Maya Jasanoff (Owen Egan)

Harvard University history professor Maya Jasanoff has won the $75,000 (U.S.) Cundill History Prize for her book The Dawn Watch: Joseph Conrad in a Global World. Jasanoff brings a personal perspective to the biography by retracing many of Conrad’s travels, including sailing from East Asia to Europe on a cargo ship and travelling 1,000 miles down the Congo River.

Jasanoff was named the winner of the world’s largest prize for historical non-fiction writing, administered by McGill University in honour of alumnus F. Peter Cundill, at a gala presentation at the Montreal Museum of Fine Arts. During the announcement, jury chair Mark Gilbert cited her “remarkable research, an eye for telling detail, a roving spirit similar to Conrad’s own, and a gift for historical narrative.”

The other finalists, Caroline Fraser for her biography, Prairie Fires: The American Dreams of Laura Ingalls Wilder, and Sam White for his book on how climate shaped the European colonization of North America, A Cold Welcome: The Little Ice Age and Europe’s Encounter with North America, each received $10,000 (U.S.).
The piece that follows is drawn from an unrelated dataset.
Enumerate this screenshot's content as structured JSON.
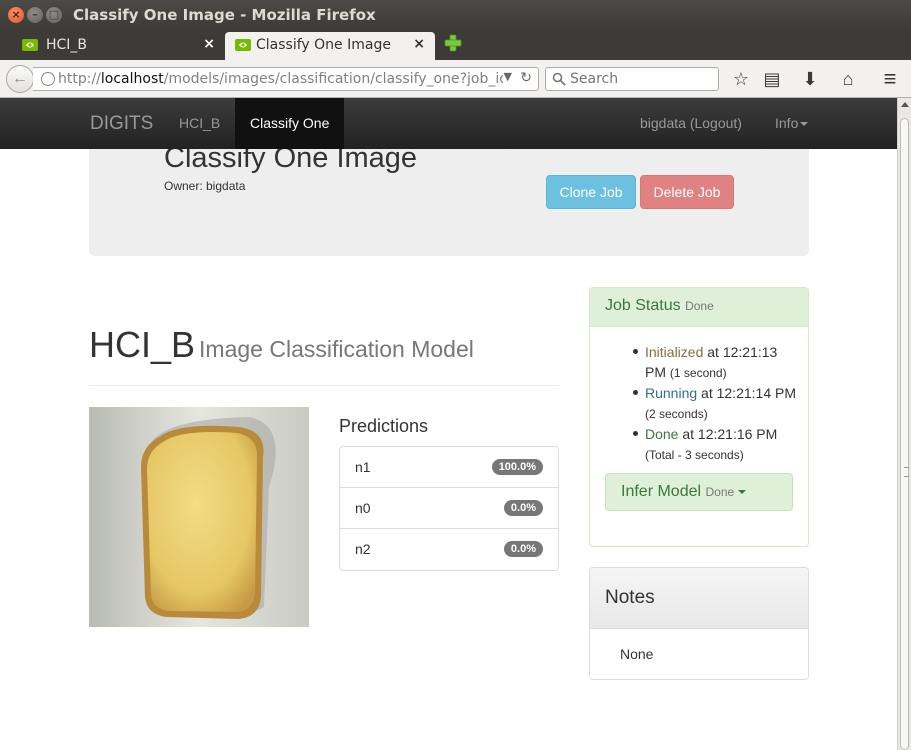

“This book, more than my previous books, was experimental in the way I was telling the story and it was self-consciously literary,” Jasanoff told the Montreal Gazette. “And I thought that might make it unpalatable to my peers in the field. So it’s pretty great to find that history has a place for rule-bending.”